- Prepare slides "to be seen."
Let your audience "see" your slides - not "read" your slides. Your presentation consists of your slides' visual information and your verbal explanation. In other words, your slides should visually illustrate what you cannot verbally explain.
- Include only what you can explain.
You must be able to discuss your presentation's content, which means don't include anything you don't understand. You should not simply copy others' work without comprehending its meaning.
- Prepare an appropriate number of slides.
In general, present one slide per minute. Therefore, the number of slides for a 15 minute presentation should be around 15, especially if you are a beginner. Note that the time limit for presentations. If you go over, you will be seriously marked down.
- Do not try to explain everything you did.
More information leads to less understanding. It is difficult but important to decide what to remove from your presentation. Focus on the most important issue and delete that doesn't help others.
- Respect all copyrights.
This means all charts, images, video clips, and so on. If you have used a source, whether in print or online, it must be properly cited. Presenting others' work without proper citation is regarded as a serious violation of academic rules.
- Make your slides simple.
Avoid using too many colors, decorations, or animations. It is tempting to use a variety of techniques to make your slides, but effective presentation slides are simple, clear, and consistent.

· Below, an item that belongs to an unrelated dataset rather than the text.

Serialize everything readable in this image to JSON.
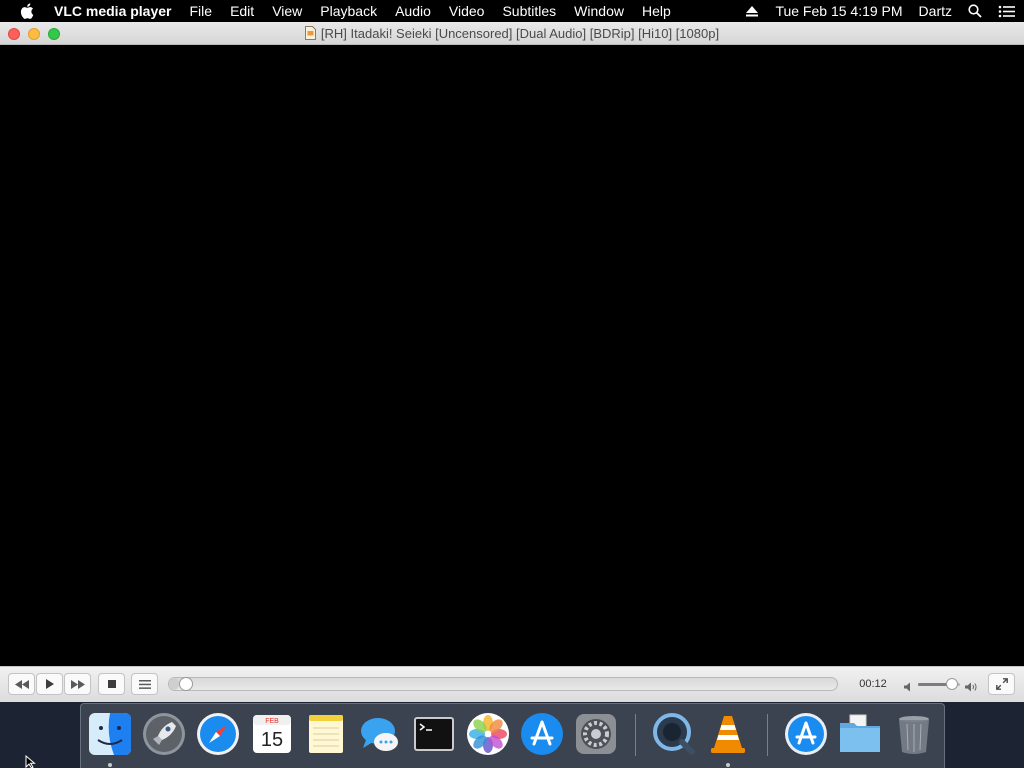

Beginners' typical mistakes
- Too much information in presentation,
- Too many sentences on each slide,
- Use of intricate animations,
- Overuse of similar data (with different experimental conditions),
- Use of complicated graphs,
- Large gap between background and purpose sections,
- Use of "original" abbreviations,
- Not distinguishing between your work and others' work.
More slide guidelines
- Minimize the number of sentences.
Remember, slides should be visual. Limit your words to short summaries or phrases.
- Use a large font size.
Avoid using fonts smaller than 20 points to ensure everyone in the audience can read them.
- Number slides.
Insert a slide number in a consistent spot, such as in the bottom right of each slide. This helps you and your audience assess your presentation and the time limit. Slide numbers also lead to a smooth Q&A after your presentation.
- Identify section titles with numbers.
Use this numerical order 1. Introduction, 2. Purpose, 3. Method, and so on. Section titles help your audience understand the structure of your presentation.
- Prepare a "Contents" page.
If your presentation is over 10 minutes, include one slide that lists all items to be presented.
- Don't use a table to explain your results.
You shouldn't present your results in a table format because it requires your audience to "read" the values presented. Present simple slides with figures to explain your results.
- Use strong colors in your figures.
Avoid using yellow, green, and other light colors in your figures because they are difficult for your audiences to see clearly. Consider strong colors, such as black, red, and blue.
- Present comparisons on one slide.
If you want to compare two figures, present them on the same slide. Don't make your audience remember what was presented on previous slides.
- Use a consistent line style throughout the presentation.
Do not use different line styles to represent the same thing (such as an experimental condition). If data obtained under Condition A is represented by a red line in one figure, use red to represent Condition A in all other figures.
- Itemize consistently.
Ensure that the words and phrases in your presentation are also consistent. If you start with short sentences, use the throughout. If you start with short phrases, use short phrases throughout. In other words, set a style and stick with it.
- All figures and tables need concise captions.
Effective short captions help your audience to identify what you are explaining.